University students ‘have more friends’
By Ian Dunt
People who go to university have more best friends than those who don’t, a new report revealed today.
The survey, published by Unite, which provides student accommodation, came on the same day that reports mapped out the full price of going to university, and the level of debt students could expect once their studies were over.
The Unite survey paints a far rosier picture. It found going to university helps to dramatically boost circles of friends. On average, people who go to university end up with 15 very close friends, compared to just ten for those who choose not to do a degree.
Friendships forged while at university are also more likely to be closer than those formed at school or work. In fact, going to university can even increase the chances of someone tying the knot. One in five (20 per cent) of former students are married or in a long-term relationship with their uni love.
University also appeared to be important in forming a successful professional network of contacts.
Sixty per cent of former students say that the contacts they made at university were just as, or more important, than their degree itself when job hunting.
More than two in five (41 per cent) graduates said a friend from university had directly set them up for a job interview or introduced them to a potential employer and a quarter (24 per cent) actually landed a job because of a uni friend or contact.
Nathan Goddard, Unite sales and marketing director, said: “In the current climate, a degree alone doesn’t always guarantee you a job – it’s also the people you meet and the friends you make along the way that could help you get ahead.
“Our research reveals that people who go to university make strong social networks which help set them up for life; whether it be work, lasting friendships or even marriage.”

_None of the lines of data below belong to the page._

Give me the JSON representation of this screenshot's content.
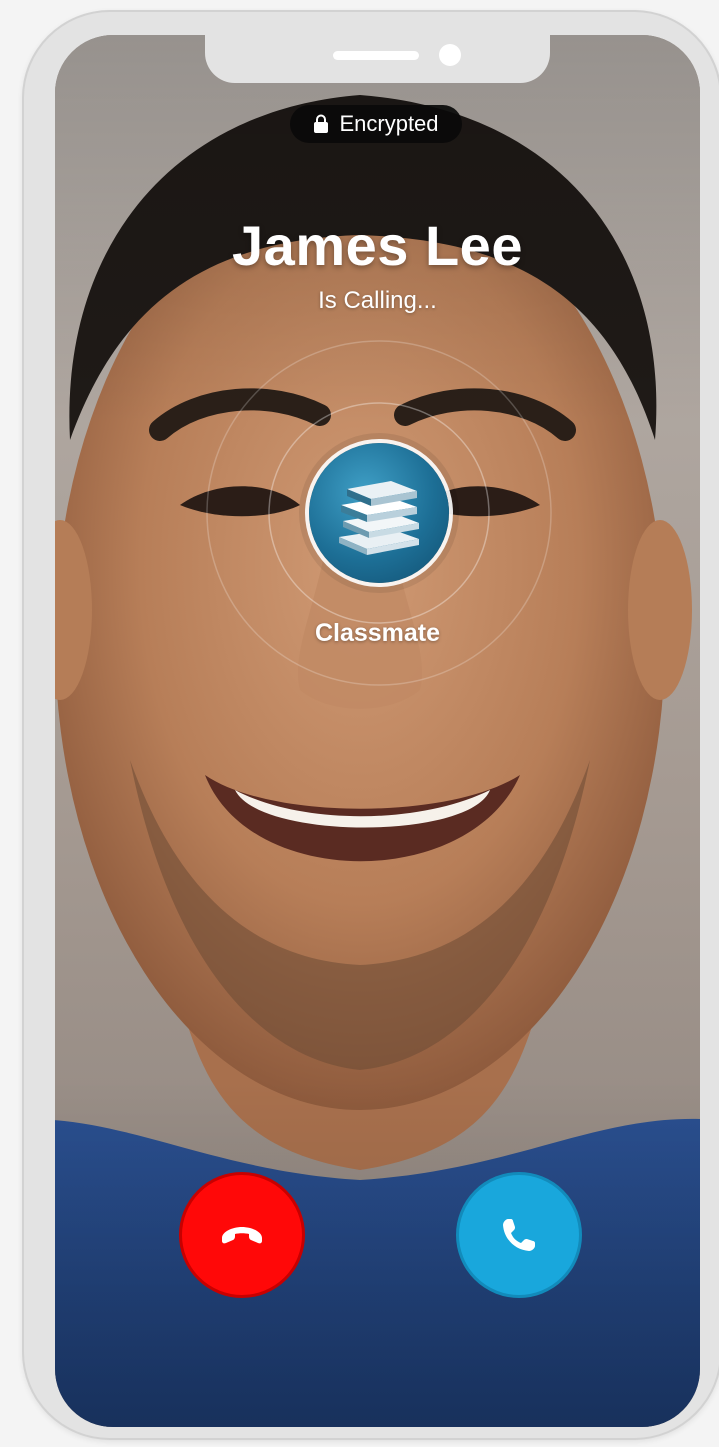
{
  "status_pill": {
    "icon": "lock-icon",
    "label": "Encrypted"
  },
  "caller": {
    "name": "James Lee",
    "status": "Is Calling..."
  },
  "contact": {
    "avatar_icon": "books-icon",
    "category": "Classmate"
  },
  "actions": {
    "decline": {
      "icon": "phone-hangup-icon",
      "color": "#ff0808"
    },
    "accept": {
      "icon": "phone-icon",
      "color": "#19a7dc"
    }
  }
}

The survey comes as young people and their parents across the country nervously await A-level results, due out on Thursday.